## Instructions to follow:
Find each line below that includes "login", then copy it.

Working data section start

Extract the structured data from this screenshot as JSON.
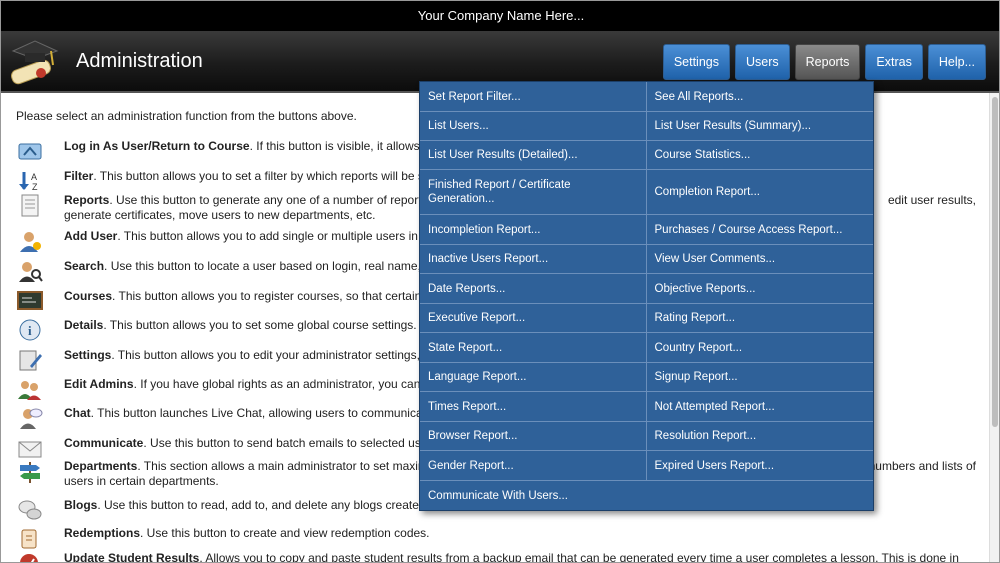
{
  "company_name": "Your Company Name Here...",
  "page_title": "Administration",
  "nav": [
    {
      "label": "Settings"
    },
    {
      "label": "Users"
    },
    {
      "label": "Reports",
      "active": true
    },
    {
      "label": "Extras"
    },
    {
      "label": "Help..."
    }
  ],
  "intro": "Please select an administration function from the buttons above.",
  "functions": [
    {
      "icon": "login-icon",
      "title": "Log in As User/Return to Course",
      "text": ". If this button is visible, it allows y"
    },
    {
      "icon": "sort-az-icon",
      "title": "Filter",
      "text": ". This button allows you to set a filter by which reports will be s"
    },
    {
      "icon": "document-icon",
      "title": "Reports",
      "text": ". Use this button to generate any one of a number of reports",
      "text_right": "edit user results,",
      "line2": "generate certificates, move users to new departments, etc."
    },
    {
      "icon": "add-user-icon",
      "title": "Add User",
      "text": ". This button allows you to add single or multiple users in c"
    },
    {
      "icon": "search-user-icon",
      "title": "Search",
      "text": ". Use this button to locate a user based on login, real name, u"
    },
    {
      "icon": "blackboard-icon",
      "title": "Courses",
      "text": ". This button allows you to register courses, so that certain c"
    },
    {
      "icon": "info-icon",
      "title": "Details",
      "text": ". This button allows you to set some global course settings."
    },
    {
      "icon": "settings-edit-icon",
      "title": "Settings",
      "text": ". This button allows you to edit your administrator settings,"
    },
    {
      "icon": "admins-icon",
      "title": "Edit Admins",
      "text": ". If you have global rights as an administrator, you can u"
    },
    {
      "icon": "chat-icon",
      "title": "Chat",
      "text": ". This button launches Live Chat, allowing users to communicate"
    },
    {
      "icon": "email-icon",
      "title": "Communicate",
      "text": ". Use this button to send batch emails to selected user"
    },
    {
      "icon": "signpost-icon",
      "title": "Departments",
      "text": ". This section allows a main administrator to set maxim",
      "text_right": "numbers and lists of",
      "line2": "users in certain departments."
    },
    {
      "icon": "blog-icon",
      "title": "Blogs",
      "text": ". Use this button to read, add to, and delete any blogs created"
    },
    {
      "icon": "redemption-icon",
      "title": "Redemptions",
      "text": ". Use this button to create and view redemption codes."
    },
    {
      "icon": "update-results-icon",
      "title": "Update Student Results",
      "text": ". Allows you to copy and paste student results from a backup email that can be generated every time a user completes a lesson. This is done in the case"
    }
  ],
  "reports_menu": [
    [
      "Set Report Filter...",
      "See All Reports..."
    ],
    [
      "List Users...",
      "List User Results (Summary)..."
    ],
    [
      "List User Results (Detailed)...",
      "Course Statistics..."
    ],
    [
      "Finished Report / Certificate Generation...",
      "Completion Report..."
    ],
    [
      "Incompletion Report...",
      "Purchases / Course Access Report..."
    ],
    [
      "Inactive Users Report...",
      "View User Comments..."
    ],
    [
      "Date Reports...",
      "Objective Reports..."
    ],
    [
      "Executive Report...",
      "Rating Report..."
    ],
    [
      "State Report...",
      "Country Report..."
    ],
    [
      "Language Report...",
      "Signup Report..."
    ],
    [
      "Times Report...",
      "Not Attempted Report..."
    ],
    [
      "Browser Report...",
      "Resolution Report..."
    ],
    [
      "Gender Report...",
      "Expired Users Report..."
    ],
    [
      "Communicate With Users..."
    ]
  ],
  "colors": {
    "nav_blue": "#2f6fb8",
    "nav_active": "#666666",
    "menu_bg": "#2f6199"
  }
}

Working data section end

## Solution to the exercise:
      "icon": "login-icon",
      "text": ". Use this button to locate a user based on login, real name, u"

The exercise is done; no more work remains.